▸ **What is needed**:
Where does the word "Bangladesh" show up in the data? Please find each such line and copy it.

▸ **Data supplied**:

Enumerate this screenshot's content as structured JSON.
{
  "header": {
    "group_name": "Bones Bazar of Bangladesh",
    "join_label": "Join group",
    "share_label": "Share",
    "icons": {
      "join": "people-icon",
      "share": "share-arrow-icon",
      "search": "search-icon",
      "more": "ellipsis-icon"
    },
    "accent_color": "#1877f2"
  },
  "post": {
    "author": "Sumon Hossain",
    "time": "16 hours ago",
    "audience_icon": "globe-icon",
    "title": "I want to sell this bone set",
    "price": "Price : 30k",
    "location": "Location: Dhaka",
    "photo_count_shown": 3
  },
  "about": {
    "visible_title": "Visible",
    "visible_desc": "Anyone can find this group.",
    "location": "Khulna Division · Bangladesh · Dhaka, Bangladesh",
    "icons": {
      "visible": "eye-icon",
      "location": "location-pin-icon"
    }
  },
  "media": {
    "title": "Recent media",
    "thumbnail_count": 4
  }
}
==
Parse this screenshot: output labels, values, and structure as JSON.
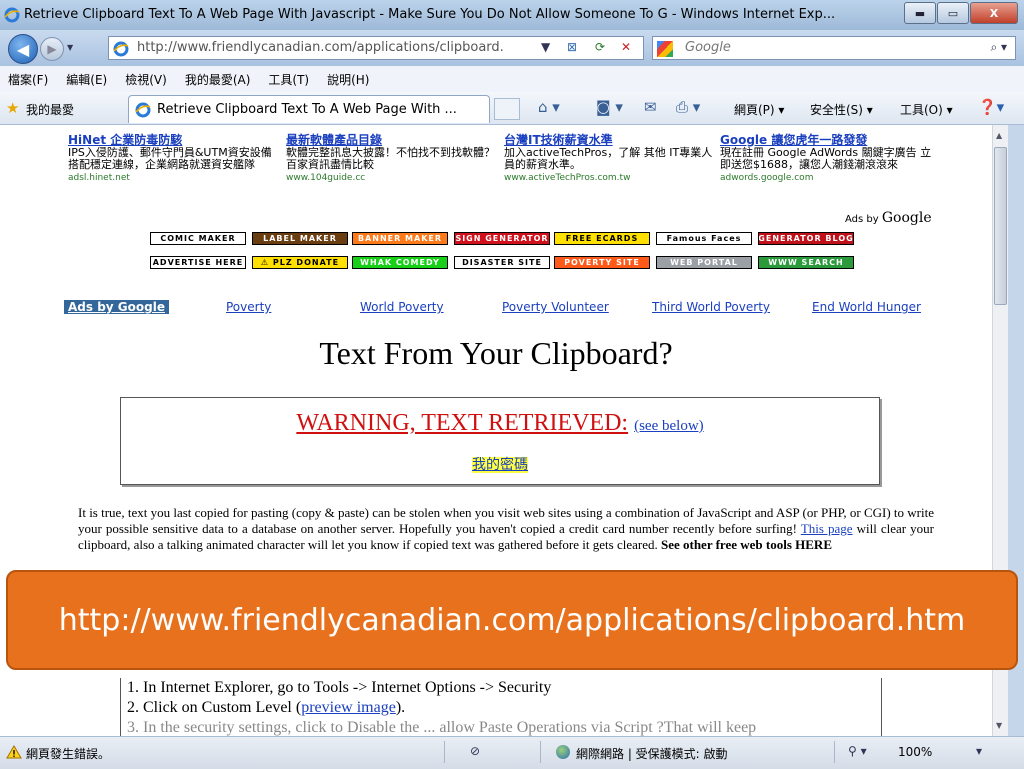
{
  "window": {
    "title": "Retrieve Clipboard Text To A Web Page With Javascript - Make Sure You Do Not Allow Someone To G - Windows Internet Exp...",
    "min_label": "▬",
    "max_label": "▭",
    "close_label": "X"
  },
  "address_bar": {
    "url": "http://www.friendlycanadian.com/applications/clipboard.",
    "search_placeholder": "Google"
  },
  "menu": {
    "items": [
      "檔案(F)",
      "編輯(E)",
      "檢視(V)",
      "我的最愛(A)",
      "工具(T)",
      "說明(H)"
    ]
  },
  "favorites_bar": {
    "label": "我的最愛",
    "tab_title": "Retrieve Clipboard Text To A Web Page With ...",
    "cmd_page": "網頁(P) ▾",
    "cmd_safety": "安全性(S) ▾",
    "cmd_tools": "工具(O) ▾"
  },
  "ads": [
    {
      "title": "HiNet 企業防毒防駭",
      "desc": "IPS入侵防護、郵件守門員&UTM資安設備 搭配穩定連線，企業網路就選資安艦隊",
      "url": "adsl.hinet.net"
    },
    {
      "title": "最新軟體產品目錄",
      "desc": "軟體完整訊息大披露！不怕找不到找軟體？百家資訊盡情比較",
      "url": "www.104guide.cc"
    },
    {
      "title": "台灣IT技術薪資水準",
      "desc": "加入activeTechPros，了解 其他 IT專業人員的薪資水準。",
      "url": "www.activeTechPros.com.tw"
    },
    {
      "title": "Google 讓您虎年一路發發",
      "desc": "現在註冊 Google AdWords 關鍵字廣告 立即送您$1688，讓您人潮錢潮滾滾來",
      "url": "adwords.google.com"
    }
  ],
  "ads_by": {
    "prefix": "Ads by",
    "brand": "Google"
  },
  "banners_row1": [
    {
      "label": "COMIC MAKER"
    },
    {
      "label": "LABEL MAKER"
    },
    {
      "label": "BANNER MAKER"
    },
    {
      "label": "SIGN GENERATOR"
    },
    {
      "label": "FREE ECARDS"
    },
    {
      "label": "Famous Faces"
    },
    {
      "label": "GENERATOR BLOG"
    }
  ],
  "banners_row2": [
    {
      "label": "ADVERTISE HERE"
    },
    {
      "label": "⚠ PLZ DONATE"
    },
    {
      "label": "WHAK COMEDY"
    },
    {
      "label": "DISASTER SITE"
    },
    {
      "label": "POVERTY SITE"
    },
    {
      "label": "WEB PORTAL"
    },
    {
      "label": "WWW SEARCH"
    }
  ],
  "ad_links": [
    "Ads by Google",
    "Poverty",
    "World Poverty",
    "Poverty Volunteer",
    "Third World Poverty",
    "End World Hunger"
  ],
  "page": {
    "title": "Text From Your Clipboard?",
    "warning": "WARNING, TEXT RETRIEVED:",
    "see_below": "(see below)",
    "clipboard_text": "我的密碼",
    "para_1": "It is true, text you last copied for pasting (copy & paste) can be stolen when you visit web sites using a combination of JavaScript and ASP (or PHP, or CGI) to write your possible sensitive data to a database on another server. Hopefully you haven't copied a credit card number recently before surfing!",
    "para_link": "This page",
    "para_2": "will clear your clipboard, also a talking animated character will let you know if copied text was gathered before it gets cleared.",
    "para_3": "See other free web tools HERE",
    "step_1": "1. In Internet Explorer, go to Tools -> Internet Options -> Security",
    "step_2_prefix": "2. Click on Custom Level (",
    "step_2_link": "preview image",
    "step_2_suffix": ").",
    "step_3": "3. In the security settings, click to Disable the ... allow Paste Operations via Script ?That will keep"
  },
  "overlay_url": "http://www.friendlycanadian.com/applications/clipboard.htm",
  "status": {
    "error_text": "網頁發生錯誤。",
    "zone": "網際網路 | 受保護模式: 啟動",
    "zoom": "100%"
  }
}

▸ **Problem solution**:
    "group_name": "Bones Bazar of Bangladesh",
    "location": "Khulna Division · Bangladesh · Dhaka, Bangladesh",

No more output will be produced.